• **Task goal**
Report every line of the entries that contains the word "labels".

• **Record set**
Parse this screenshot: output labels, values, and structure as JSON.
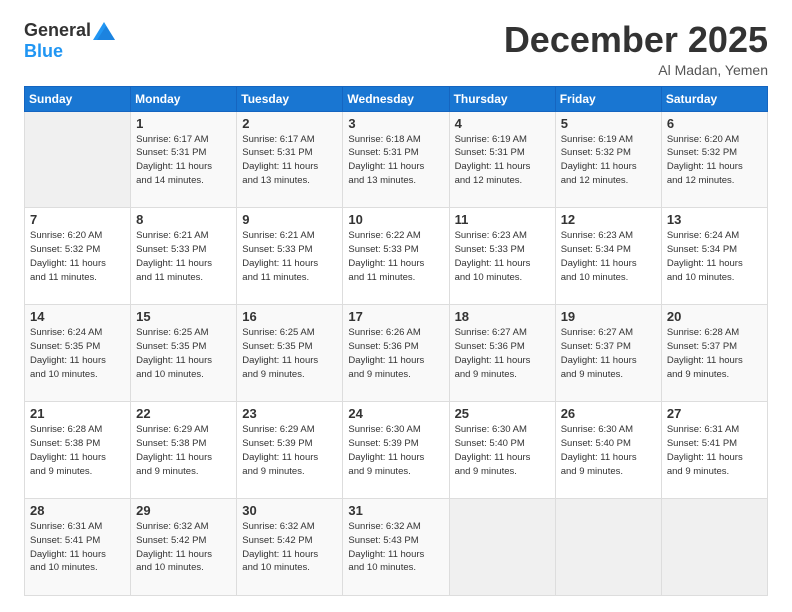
{
  "logo": {
    "general": "General",
    "blue": "Blue"
  },
  "title": "December 2025",
  "location": "Al Madan, Yemen",
  "days_header": [
    "Sunday",
    "Monday",
    "Tuesday",
    "Wednesday",
    "Thursday",
    "Friday",
    "Saturday"
  ],
  "weeks": [
    [
      {
        "day": "",
        "sunrise": "",
        "sunset": "",
        "daylight": ""
      },
      {
        "day": "1",
        "sunrise": "6:17 AM",
        "sunset": "5:31 PM",
        "daylight": "11 hours and 14 minutes."
      },
      {
        "day": "2",
        "sunrise": "6:17 AM",
        "sunset": "5:31 PM",
        "daylight": "11 hours and 13 minutes."
      },
      {
        "day": "3",
        "sunrise": "6:18 AM",
        "sunset": "5:31 PM",
        "daylight": "11 hours and 13 minutes."
      },
      {
        "day": "4",
        "sunrise": "6:19 AM",
        "sunset": "5:31 PM",
        "daylight": "11 hours and 12 minutes."
      },
      {
        "day": "5",
        "sunrise": "6:19 AM",
        "sunset": "5:32 PM",
        "daylight": "11 hours and 12 minutes."
      },
      {
        "day": "6",
        "sunrise": "6:20 AM",
        "sunset": "5:32 PM",
        "daylight": "11 hours and 12 minutes."
      }
    ],
    [
      {
        "day": "7",
        "sunrise": "6:20 AM",
        "sunset": "5:32 PM",
        "daylight": "11 hours and 11 minutes."
      },
      {
        "day": "8",
        "sunrise": "6:21 AM",
        "sunset": "5:33 PM",
        "daylight": "11 hours and 11 minutes."
      },
      {
        "day": "9",
        "sunrise": "6:21 AM",
        "sunset": "5:33 PM",
        "daylight": "11 hours and 11 minutes."
      },
      {
        "day": "10",
        "sunrise": "6:22 AM",
        "sunset": "5:33 PM",
        "daylight": "11 hours and 11 minutes."
      },
      {
        "day": "11",
        "sunrise": "6:23 AM",
        "sunset": "5:33 PM",
        "daylight": "11 hours and 10 minutes."
      },
      {
        "day": "12",
        "sunrise": "6:23 AM",
        "sunset": "5:34 PM",
        "daylight": "11 hours and 10 minutes."
      },
      {
        "day": "13",
        "sunrise": "6:24 AM",
        "sunset": "5:34 PM",
        "daylight": "11 hours and 10 minutes."
      }
    ],
    [
      {
        "day": "14",
        "sunrise": "6:24 AM",
        "sunset": "5:35 PM",
        "daylight": "11 hours and 10 minutes."
      },
      {
        "day": "15",
        "sunrise": "6:25 AM",
        "sunset": "5:35 PM",
        "daylight": "11 hours and 10 minutes."
      },
      {
        "day": "16",
        "sunrise": "6:25 AM",
        "sunset": "5:35 PM",
        "daylight": "11 hours and 9 minutes."
      },
      {
        "day": "17",
        "sunrise": "6:26 AM",
        "sunset": "5:36 PM",
        "daylight": "11 hours and 9 minutes."
      },
      {
        "day": "18",
        "sunrise": "6:27 AM",
        "sunset": "5:36 PM",
        "daylight": "11 hours and 9 minutes."
      },
      {
        "day": "19",
        "sunrise": "6:27 AM",
        "sunset": "5:37 PM",
        "daylight": "11 hours and 9 minutes."
      },
      {
        "day": "20",
        "sunrise": "6:28 AM",
        "sunset": "5:37 PM",
        "daylight": "11 hours and 9 minutes."
      }
    ],
    [
      {
        "day": "21",
        "sunrise": "6:28 AM",
        "sunset": "5:38 PM",
        "daylight": "11 hours and 9 minutes."
      },
      {
        "day": "22",
        "sunrise": "6:29 AM",
        "sunset": "5:38 PM",
        "daylight": "11 hours and 9 minutes."
      },
      {
        "day": "23",
        "sunrise": "6:29 AM",
        "sunset": "5:39 PM",
        "daylight": "11 hours and 9 minutes."
      },
      {
        "day": "24",
        "sunrise": "6:30 AM",
        "sunset": "5:39 PM",
        "daylight": "11 hours and 9 minutes."
      },
      {
        "day": "25",
        "sunrise": "6:30 AM",
        "sunset": "5:40 PM",
        "daylight": "11 hours and 9 minutes."
      },
      {
        "day": "26",
        "sunrise": "6:30 AM",
        "sunset": "5:40 PM",
        "daylight": "11 hours and 9 minutes."
      },
      {
        "day": "27",
        "sunrise": "6:31 AM",
        "sunset": "5:41 PM",
        "daylight": "11 hours and 9 minutes."
      }
    ],
    [
      {
        "day": "28",
        "sunrise": "6:31 AM",
        "sunset": "5:41 PM",
        "daylight": "11 hours and 10 minutes."
      },
      {
        "day": "29",
        "sunrise": "6:32 AM",
        "sunset": "5:42 PM",
        "daylight": "11 hours and 10 minutes."
      },
      {
        "day": "30",
        "sunrise": "6:32 AM",
        "sunset": "5:42 PM",
        "daylight": "11 hours and 10 minutes."
      },
      {
        "day": "31",
        "sunrise": "6:32 AM",
        "sunset": "5:43 PM",
        "daylight": "11 hours and 10 minutes."
      },
      {
        "day": "",
        "sunrise": "",
        "sunset": "",
        "daylight": ""
      },
      {
        "day": "",
        "sunrise": "",
        "sunset": "",
        "daylight": ""
      },
      {
        "day": "",
        "sunrise": "",
        "sunset": "",
        "daylight": ""
      }
    ]
  ],
  "labels": {
    "sunrise": "Sunrise:",
    "sunset": "Sunset:",
    "daylight": "Daylight:"
  }
}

• **Result for this exercise**
Parse this screenshot: output labels, values, and structure as JSON.
  "labels": {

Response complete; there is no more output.